"With the way government policy, both local and national, are going, there is going to be an increase in rental houses. Single-family homes will edge down," said Forman. "We cannot look to housing for the economic revival we want. That has been the engine for economic growth for the last century. The housing market is down and the prices will continue to follow."
For now, however, Johnson said she is making the best of her current situation.
"It's only right twice a day," Johnson said as she happily told the story behind her grandfather's broken railroad watch, along with several antiques, a worn Bible, and family photos spread around the loft she shares with her friend's exercise equipment, luggage, Christmas decorations and other overflow items.
"They are gone now. All I have are memories," said Johnson as she motioned toward pictures of her mother and a makeshift shrine she made for her brother's ashes, which she adorned with favorite Irish paraphernalia.
After going through the $21,000 retirement payout she received after leaving her job with the VISD, Johnson is making strides toward getting a place of her own, most likely through Section 8, by working as a site director for the Mission Valley YMCA after-school program.
Johnson, a grandmother of two, and who is bipolar, now receives a disability check.
"I would take a hand-me-down trailer house.

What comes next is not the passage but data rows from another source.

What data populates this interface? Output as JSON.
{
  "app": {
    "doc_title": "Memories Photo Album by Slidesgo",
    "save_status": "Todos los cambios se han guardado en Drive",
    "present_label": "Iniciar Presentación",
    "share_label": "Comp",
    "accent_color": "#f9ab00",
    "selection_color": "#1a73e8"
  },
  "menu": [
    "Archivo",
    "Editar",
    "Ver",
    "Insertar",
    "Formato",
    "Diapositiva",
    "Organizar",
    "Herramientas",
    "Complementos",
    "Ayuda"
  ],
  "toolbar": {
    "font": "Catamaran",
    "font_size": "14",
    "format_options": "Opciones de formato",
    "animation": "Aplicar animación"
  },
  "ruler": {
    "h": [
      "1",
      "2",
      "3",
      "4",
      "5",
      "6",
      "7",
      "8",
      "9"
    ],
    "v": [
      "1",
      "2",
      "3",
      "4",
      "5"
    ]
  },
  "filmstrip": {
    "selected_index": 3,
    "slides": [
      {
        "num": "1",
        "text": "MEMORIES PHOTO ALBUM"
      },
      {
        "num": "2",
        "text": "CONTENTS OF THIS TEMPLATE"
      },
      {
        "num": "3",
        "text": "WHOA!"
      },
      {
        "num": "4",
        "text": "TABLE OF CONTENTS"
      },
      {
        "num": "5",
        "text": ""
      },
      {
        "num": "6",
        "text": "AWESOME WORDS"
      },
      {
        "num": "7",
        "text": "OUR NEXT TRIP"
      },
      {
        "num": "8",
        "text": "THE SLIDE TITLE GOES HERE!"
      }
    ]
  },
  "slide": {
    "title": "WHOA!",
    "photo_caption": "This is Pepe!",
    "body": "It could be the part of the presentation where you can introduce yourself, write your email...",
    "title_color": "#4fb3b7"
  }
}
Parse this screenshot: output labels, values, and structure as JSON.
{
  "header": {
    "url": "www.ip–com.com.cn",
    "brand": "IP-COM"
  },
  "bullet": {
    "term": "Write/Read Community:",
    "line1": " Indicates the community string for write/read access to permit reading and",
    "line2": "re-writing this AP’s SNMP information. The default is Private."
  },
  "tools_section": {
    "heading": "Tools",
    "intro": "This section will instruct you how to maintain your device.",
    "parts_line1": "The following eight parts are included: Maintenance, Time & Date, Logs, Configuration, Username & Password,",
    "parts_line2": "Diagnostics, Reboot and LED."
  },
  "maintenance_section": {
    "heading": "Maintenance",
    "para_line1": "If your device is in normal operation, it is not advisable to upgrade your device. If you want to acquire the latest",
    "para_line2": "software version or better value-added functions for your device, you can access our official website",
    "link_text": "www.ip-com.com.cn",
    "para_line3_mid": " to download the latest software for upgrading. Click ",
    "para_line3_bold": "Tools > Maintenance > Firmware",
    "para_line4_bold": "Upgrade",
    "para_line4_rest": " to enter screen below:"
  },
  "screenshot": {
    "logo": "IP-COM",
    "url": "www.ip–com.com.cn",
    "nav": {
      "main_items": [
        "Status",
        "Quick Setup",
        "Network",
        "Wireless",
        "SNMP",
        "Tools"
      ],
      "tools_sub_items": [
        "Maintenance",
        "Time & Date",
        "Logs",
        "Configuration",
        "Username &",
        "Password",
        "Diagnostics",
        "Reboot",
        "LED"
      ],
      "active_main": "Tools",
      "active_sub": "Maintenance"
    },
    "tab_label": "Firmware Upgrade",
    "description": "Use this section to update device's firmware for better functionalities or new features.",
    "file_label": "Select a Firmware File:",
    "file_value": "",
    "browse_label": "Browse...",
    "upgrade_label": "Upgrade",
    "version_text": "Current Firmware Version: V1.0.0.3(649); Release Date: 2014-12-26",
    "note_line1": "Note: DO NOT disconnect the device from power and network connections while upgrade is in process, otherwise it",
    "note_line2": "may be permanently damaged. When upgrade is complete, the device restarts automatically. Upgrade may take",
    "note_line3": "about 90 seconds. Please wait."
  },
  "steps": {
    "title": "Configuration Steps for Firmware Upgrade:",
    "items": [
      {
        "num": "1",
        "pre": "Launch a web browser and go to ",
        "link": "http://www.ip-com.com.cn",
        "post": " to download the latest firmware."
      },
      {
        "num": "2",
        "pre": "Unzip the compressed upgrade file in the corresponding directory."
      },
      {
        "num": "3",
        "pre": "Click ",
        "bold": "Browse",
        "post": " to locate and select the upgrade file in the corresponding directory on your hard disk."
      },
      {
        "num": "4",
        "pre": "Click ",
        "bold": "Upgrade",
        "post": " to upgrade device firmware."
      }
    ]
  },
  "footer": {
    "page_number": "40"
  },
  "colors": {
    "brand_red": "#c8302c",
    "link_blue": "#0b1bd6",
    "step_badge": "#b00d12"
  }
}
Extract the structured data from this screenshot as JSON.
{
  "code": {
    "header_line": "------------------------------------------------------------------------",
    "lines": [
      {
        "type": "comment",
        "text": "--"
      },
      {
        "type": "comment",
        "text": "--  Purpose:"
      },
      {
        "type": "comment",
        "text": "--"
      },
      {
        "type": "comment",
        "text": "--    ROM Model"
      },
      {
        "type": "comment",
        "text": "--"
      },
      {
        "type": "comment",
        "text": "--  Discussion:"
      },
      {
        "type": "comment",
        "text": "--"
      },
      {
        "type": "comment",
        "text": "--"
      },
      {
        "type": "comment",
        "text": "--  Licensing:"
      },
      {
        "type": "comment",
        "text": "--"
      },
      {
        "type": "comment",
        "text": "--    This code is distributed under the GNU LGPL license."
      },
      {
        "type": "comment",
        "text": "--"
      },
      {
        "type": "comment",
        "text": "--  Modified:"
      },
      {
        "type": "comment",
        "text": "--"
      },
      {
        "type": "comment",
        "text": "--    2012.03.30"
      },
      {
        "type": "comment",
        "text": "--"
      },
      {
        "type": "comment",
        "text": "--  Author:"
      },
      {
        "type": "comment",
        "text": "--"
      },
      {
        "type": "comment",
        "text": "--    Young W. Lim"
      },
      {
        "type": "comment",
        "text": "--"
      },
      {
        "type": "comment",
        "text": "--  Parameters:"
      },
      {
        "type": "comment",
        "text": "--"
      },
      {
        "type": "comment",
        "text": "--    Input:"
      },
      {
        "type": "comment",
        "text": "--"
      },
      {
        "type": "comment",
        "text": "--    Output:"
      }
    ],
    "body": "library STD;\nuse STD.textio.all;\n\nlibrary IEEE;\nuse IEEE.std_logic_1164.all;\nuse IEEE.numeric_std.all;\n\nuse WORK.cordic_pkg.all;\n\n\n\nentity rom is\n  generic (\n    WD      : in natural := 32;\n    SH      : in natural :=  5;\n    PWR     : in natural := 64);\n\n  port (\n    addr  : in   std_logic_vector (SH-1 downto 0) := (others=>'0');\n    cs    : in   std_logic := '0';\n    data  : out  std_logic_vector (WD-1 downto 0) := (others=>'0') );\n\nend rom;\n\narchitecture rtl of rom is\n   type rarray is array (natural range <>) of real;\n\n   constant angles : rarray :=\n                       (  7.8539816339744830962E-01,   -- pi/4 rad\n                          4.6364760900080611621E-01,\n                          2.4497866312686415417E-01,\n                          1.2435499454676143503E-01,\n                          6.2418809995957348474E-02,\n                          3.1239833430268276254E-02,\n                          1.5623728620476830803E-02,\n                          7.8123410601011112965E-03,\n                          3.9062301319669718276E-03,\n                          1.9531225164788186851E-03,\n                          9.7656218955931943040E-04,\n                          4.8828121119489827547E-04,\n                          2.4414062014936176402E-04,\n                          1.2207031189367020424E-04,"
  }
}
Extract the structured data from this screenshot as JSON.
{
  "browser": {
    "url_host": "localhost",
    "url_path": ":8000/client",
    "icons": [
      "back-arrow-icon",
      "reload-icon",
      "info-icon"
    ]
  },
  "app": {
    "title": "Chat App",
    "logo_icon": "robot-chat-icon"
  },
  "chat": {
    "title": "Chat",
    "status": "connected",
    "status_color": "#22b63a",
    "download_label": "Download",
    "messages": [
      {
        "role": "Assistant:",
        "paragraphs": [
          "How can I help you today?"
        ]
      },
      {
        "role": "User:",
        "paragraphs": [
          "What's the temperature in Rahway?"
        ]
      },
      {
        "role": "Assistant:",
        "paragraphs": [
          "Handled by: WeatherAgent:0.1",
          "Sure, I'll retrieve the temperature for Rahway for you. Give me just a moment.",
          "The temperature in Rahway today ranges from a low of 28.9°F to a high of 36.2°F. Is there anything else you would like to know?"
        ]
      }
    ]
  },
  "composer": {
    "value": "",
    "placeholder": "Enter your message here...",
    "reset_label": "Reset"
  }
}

I just want a place of my own. It doesn't have to be fancy. I just don't want rats or roaches," said Johnson, whose emotions quickly turned sad. "I look at my children, who have done so well. They own their own homes. I've worked all these years, and all I have to show is a car that will break down and a bunch of antiques, which my children will probably throw away after I die."
"All I have is my kids. That's the only good thing I've done," she said.
Looking back, Johnson, said she would do many things differently if she could turn back the hands of time.
"Don't waste your money. Don't blow it on stuff. Learn how to save it," Johnson said, addressing younger generations with words of advice.
She remains optimistic that tomorrow will be better than today.
"I have such a strong faith. God takes such good care of me," Johnson said. "God has been blessing me every single day in one way or another."